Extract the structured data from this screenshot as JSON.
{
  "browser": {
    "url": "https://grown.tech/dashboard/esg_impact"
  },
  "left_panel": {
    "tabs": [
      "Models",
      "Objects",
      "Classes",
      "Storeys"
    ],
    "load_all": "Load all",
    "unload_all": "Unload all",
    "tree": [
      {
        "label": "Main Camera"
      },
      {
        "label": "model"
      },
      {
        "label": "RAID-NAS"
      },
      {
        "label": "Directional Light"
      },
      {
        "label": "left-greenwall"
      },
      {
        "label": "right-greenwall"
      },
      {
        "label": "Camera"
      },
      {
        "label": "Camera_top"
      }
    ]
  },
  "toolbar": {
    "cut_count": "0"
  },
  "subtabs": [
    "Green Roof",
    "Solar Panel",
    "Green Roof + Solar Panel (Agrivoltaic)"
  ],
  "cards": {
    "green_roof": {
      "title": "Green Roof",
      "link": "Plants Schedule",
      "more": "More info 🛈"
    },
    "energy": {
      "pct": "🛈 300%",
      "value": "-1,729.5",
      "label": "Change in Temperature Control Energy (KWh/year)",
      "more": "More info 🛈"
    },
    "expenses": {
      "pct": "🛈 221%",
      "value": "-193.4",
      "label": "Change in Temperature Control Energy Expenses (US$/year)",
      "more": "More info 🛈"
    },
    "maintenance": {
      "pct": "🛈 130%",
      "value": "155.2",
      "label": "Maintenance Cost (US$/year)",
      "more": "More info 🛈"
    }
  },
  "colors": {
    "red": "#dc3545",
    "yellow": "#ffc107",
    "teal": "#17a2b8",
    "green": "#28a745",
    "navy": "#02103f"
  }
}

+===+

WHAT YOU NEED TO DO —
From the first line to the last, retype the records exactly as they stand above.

RESULT BELOW —
Extract the structured data from this screenshot as JSON.
{
  "browser": {
    "url": "https://grown.tech/dashboard/esg_impact"
  },
  "left_panel": {
    "tabs": [
      "Models",
      "Objects",
      "Classes",
      "Storeys"
    ],
    "load_all": "Load all",
    "unload_all": "Unload all",
    "tree": [
      {
        "label": "Main Camera"
      },
      {
        "label": "model"
      },
      {
        "label": "RAID-NAS"
      },
      {
        "label": "Directional Light"
      },
      {
        "label": "left-greenwall"
      },
      {
        "label": "right-greenwall"
      },
      {
        "label": "Camera"
      },
      {
        "label": "Camera_top"
      }
    ]
  },
  "toolbar": {
    "cut_count": "0"
  },
  "subtabs": [
    "Green Roof",
    "Solar Panel",
    "Green Roof + Solar Panel (Agrivoltaic)"
  ],
  "cards": {
    "green_roof": {
      "title": "Green Roof",
      "link": "Plants Schedule",
      "more": "More info 🛈"
    },
    "energy": {
      "pct": "🛈 300%",
      "value": "-1,729.5",
      "label": "Change in Temperature Control Energy (KWh/year)",
      "more": "More info 🛈"
    },
    "expenses": {
      "pct": "🛈 221%",
      "value": "-193.4",
      "label": "Change in Temperature Control Energy Expenses (US$/year)",
      "more": "More info 🛈"
    },
    "maintenance": {
      "pct": "🛈 130%",
      "value": "155.2",
      "label": "Maintenance Cost (US$/year)",
      "more": "More info 🛈"
    }
  },
  "colors": {
    "red": "#dc3545",
    "yellow": "#ffc107",
    "teal": "#17a2b8",
    "green": "#28a745",
    "navy": "#02103f"
  }
}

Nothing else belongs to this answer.